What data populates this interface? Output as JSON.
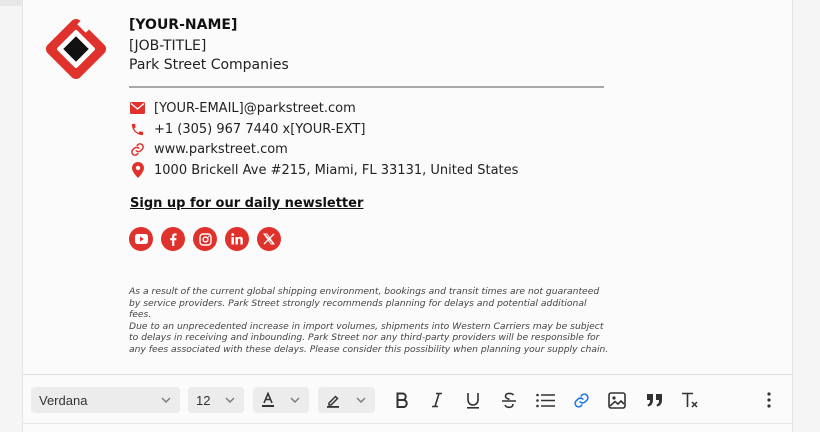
{
  "signature": {
    "name": "[YOUR-NAME]",
    "job_title": "[JOB-TITLE]",
    "company": "Park Street Companies",
    "contacts": [
      {
        "icon": "envelope-icon",
        "text": "[YOUR-EMAIL]@parkstreet.com"
      },
      {
        "icon": "phone-icon",
        "text": "+1 (305) 967 7440 x[YOUR-EXT]"
      },
      {
        "icon": "link-icon",
        "text": "www.parkstreet.com"
      },
      {
        "icon": "map-pin-icon",
        "text": "1000 Brickell Ave #215, Miami, FL 33131, United States"
      }
    ],
    "newsletter_link": "Sign up for our daily newsletter",
    "social_icons": [
      "youtube-icon",
      "facebook-icon",
      "instagram-icon",
      "linkedin-icon",
      "x-icon"
    ],
    "disclaimer": [
      "As a result of the current global shipping environment, bookings and transit times are not guaranteed by service providers. Park Street strongly recommends planning for delays and potential additional fees.",
      "Due to an unprecedented increase in import volumes, shipments into Western Carriers may be subject to delays in receiving and inbounding. Park Street nor any third-party providers will be responsible for any fees associated with these delays. Please consider this possibility when planning your supply chain."
    ]
  },
  "toolbar": {
    "font_family": "Verdana",
    "font_size": "12",
    "buttons": [
      "text-color",
      "highlight-color",
      "bold",
      "italic",
      "underline",
      "strikethrough",
      "bulleted-list",
      "insert-link",
      "insert-image",
      "quote",
      "clear-formatting",
      "more-options"
    ]
  },
  "colors": {
    "brand_red": "#e0322c",
    "link_blue": "#1a73e8",
    "panel_bg": "#fbfbfb"
  }
}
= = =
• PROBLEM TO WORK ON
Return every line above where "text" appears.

• OUTPUT BELOW
        "text": "[YOUR-EMAIL]@parkstreet.com"
        "text": "+1 (305) 967 7440 x[YOUR-EXT]"
        "text": "www.parkstreet.com"
        "text": "1000 Brickell Ave #215, Miami, FL 33131, United States"
      "text-color",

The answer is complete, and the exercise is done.